What is expected —
Look through the data for the string "score". Copy every line where it is found.

[Dataset rows for apps and sites]
++++

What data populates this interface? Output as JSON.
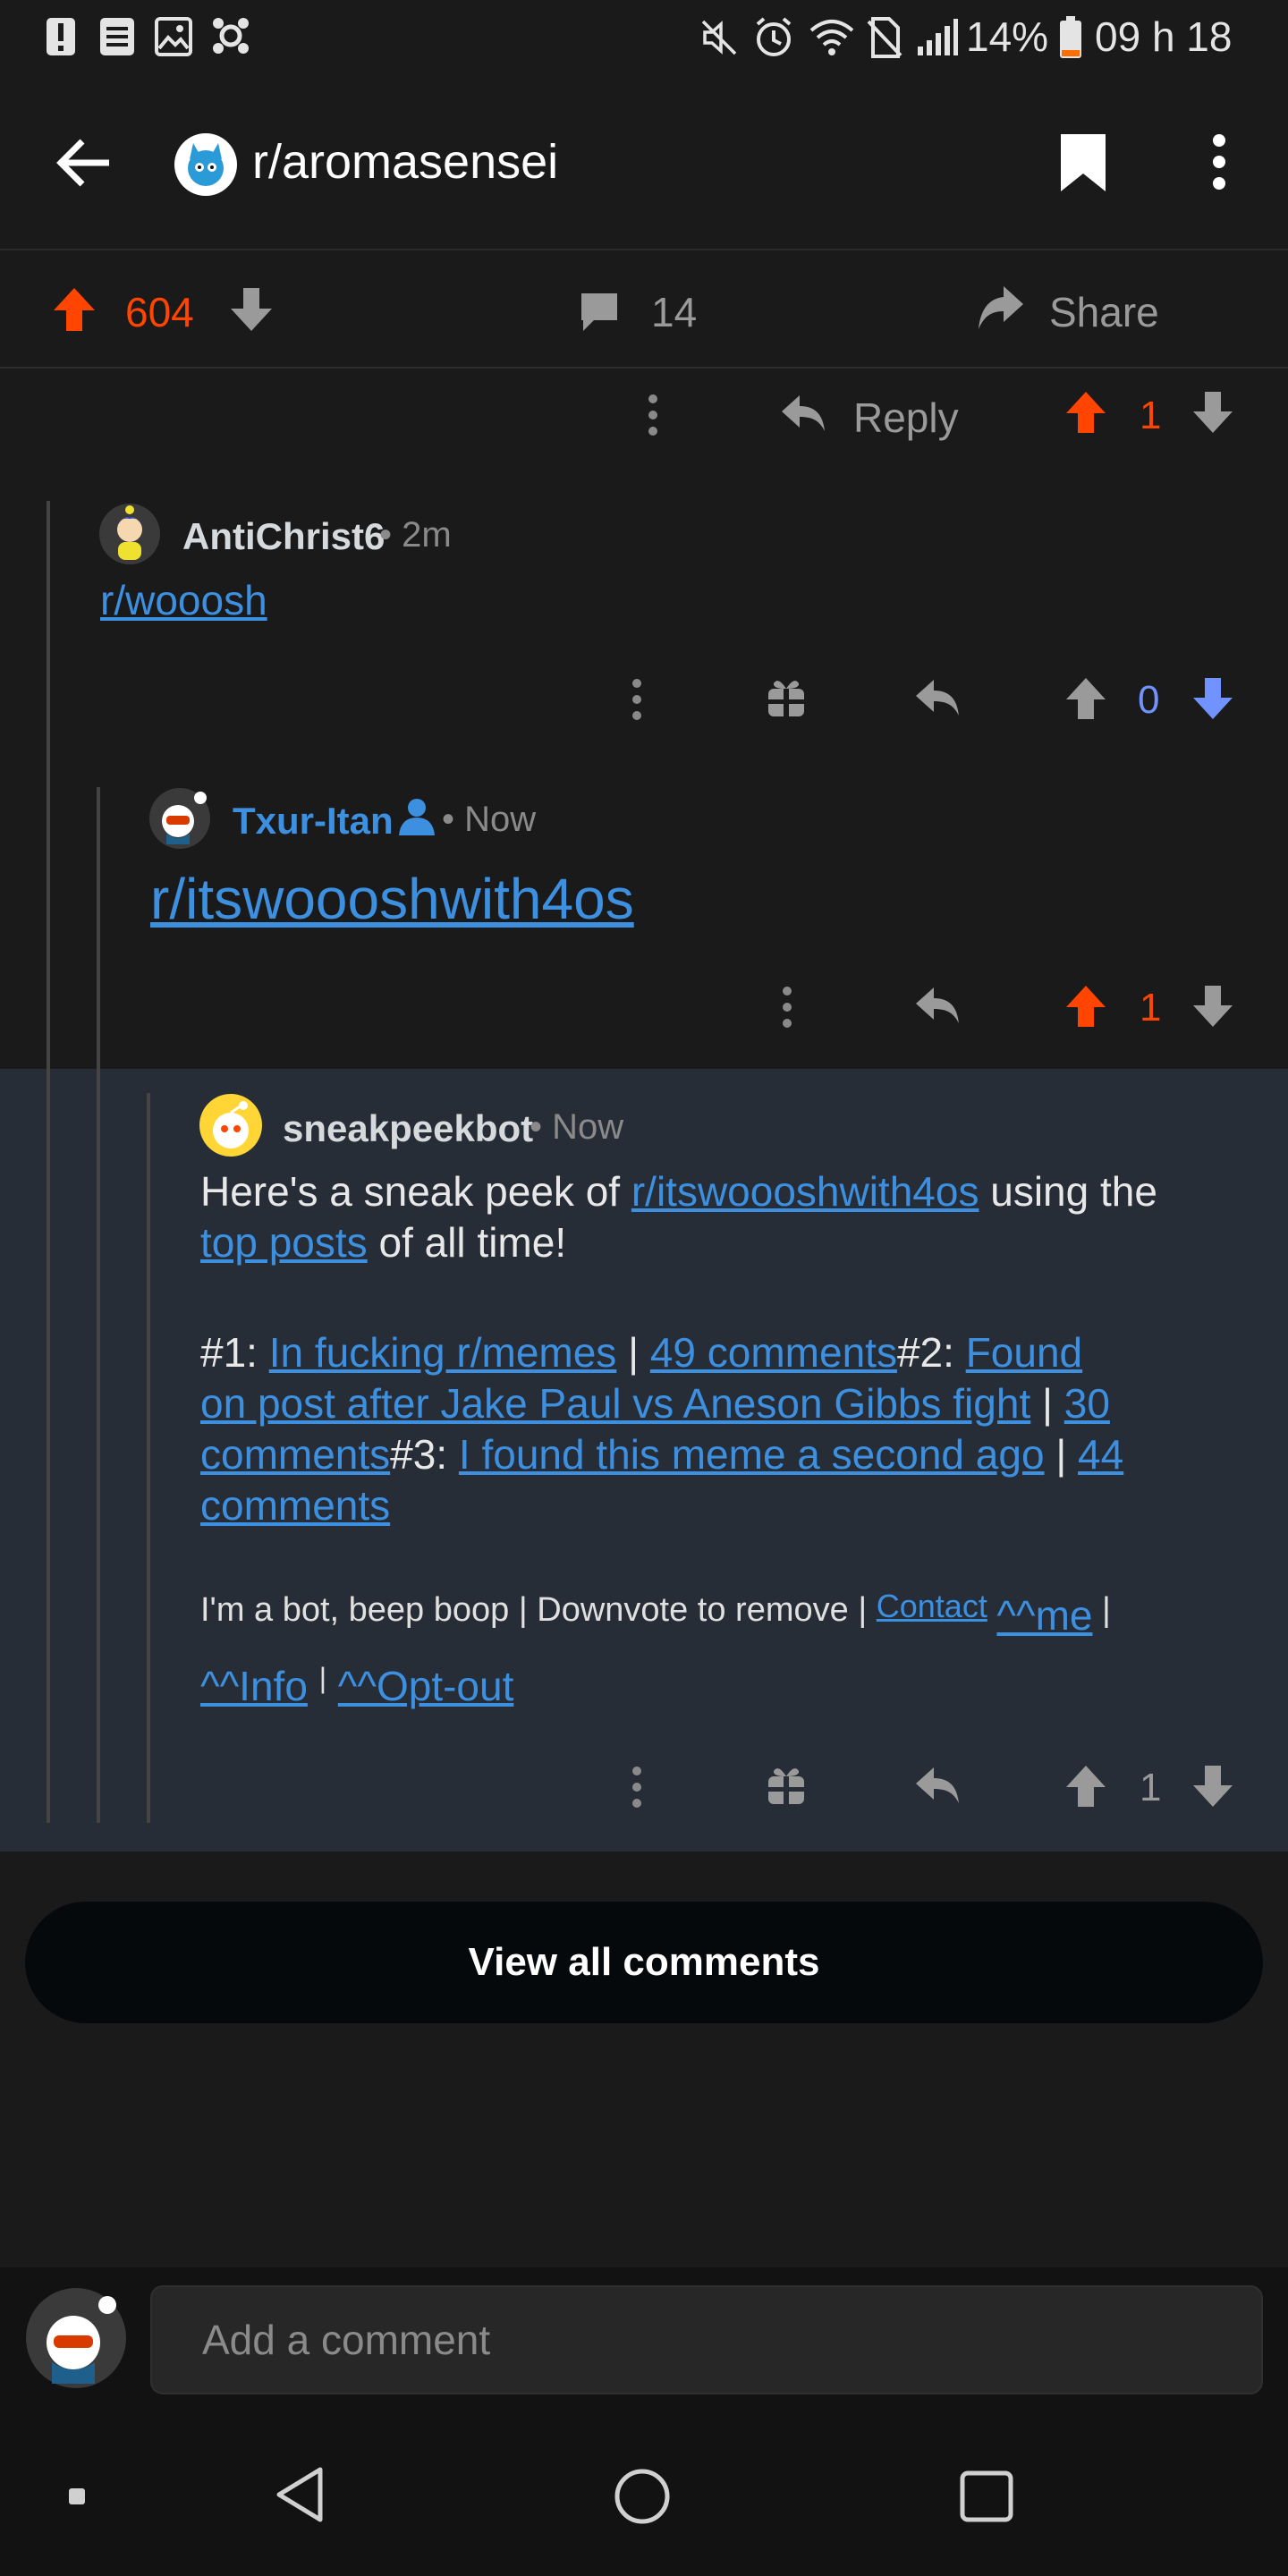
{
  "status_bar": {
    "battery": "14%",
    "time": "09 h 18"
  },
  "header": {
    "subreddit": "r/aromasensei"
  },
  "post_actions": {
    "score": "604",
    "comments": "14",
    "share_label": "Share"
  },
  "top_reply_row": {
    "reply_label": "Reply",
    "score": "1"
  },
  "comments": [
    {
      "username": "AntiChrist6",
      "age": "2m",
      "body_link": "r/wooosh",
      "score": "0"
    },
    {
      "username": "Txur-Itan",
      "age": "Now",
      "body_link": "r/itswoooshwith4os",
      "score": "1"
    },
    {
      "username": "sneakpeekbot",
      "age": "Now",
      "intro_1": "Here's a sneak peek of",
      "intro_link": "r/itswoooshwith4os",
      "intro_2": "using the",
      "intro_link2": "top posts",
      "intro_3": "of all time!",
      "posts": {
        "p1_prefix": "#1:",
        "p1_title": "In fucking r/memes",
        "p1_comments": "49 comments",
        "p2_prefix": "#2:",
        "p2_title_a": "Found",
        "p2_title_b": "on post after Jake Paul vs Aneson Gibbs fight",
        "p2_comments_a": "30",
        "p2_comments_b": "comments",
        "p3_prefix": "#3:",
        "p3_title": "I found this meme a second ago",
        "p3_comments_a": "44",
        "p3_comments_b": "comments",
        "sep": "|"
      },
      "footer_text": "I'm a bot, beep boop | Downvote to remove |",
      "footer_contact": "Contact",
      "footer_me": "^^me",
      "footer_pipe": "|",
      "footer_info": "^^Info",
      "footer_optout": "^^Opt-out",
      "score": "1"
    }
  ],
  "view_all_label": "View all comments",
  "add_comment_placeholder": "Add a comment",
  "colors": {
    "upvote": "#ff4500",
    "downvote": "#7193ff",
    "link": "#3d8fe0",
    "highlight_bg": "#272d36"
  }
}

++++

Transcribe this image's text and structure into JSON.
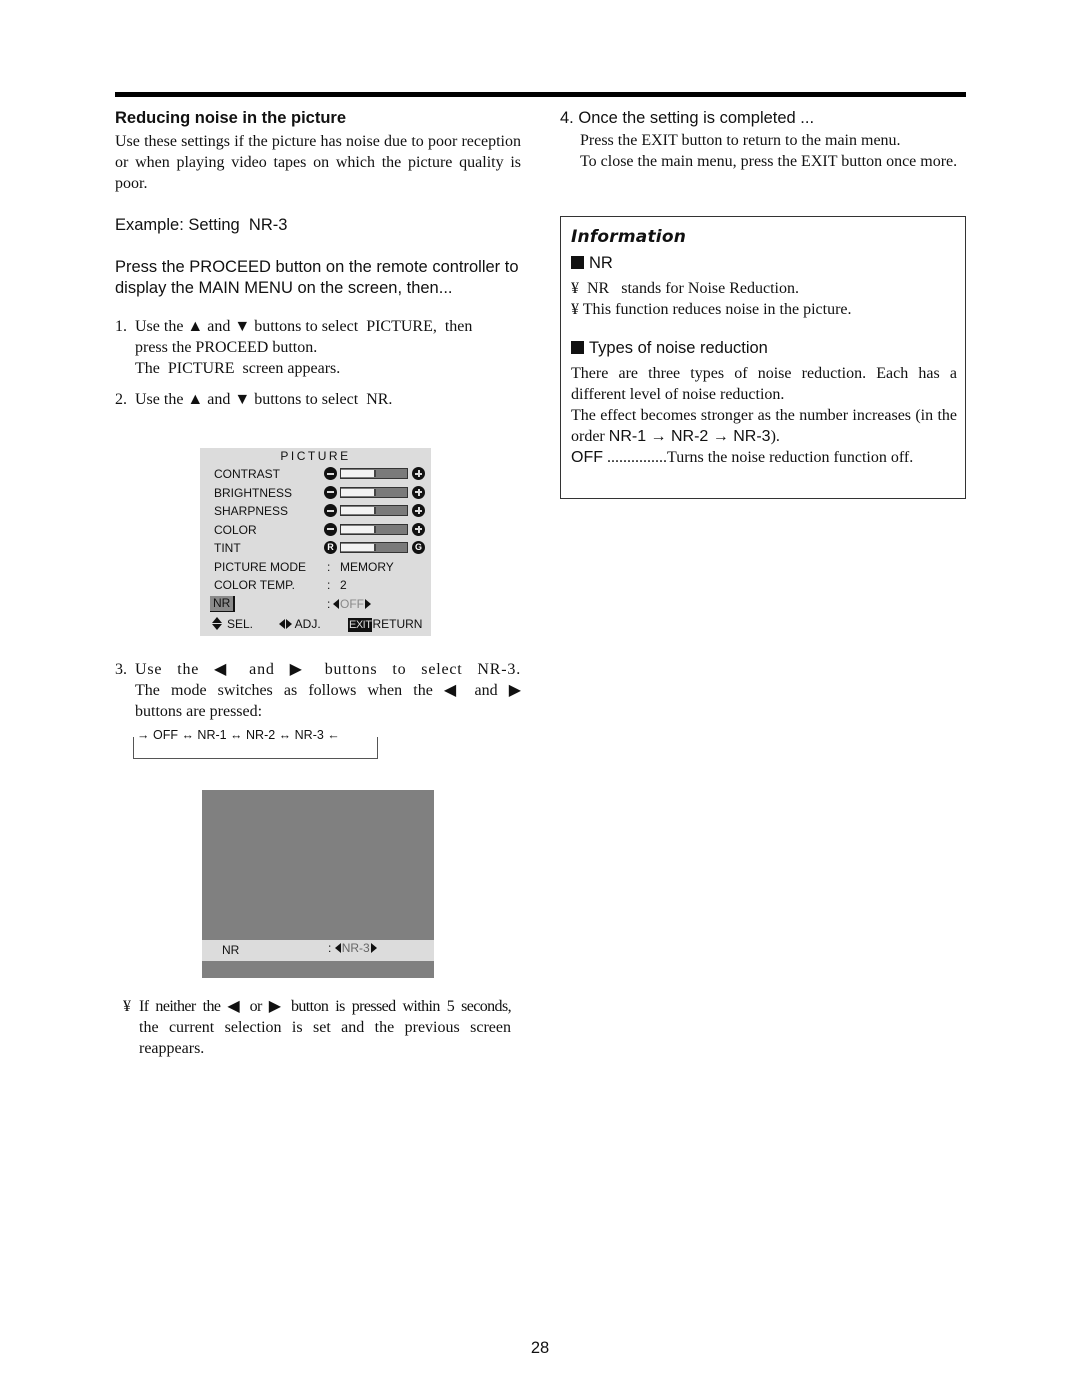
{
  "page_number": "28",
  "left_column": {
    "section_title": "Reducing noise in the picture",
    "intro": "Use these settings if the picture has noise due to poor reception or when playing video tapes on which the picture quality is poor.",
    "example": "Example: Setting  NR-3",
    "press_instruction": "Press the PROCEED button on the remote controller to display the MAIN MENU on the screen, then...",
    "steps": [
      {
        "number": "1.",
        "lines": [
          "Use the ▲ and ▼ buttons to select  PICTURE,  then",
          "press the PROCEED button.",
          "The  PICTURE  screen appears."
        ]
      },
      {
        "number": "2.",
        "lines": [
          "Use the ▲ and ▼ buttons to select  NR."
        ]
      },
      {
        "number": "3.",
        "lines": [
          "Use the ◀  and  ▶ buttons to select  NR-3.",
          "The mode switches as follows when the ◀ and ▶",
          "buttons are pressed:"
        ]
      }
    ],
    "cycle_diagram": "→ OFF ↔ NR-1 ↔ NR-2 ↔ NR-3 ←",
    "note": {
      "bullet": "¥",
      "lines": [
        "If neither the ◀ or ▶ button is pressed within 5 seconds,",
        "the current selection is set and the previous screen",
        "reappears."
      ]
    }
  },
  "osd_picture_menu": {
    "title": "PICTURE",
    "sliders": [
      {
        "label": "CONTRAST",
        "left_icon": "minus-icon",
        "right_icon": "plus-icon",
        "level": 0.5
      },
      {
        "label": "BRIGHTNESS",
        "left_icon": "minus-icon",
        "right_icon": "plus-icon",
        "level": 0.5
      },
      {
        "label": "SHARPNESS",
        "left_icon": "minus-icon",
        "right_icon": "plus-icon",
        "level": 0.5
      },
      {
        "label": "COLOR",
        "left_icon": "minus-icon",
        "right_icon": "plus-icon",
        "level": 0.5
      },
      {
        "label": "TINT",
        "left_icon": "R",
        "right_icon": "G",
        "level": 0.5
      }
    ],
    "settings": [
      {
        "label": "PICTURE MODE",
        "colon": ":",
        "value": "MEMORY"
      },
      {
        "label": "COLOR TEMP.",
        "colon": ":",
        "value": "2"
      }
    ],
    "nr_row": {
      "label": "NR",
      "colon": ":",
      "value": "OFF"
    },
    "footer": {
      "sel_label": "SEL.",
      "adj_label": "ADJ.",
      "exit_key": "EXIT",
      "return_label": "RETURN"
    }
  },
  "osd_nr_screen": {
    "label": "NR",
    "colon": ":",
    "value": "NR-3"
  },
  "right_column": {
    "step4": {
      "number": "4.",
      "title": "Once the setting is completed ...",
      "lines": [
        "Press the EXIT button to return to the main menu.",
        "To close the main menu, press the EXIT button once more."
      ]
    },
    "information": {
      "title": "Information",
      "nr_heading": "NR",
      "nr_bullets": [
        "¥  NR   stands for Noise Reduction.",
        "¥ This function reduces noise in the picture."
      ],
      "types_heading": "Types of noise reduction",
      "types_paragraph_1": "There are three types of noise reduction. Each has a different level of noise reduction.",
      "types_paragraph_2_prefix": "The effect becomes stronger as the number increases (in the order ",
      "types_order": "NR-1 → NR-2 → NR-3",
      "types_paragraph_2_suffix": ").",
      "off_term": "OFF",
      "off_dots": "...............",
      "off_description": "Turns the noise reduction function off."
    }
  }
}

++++

Answer box —
    "score": "604",
    "score": "1"
      "score": "0"
      "score": "1"
      "score": "1"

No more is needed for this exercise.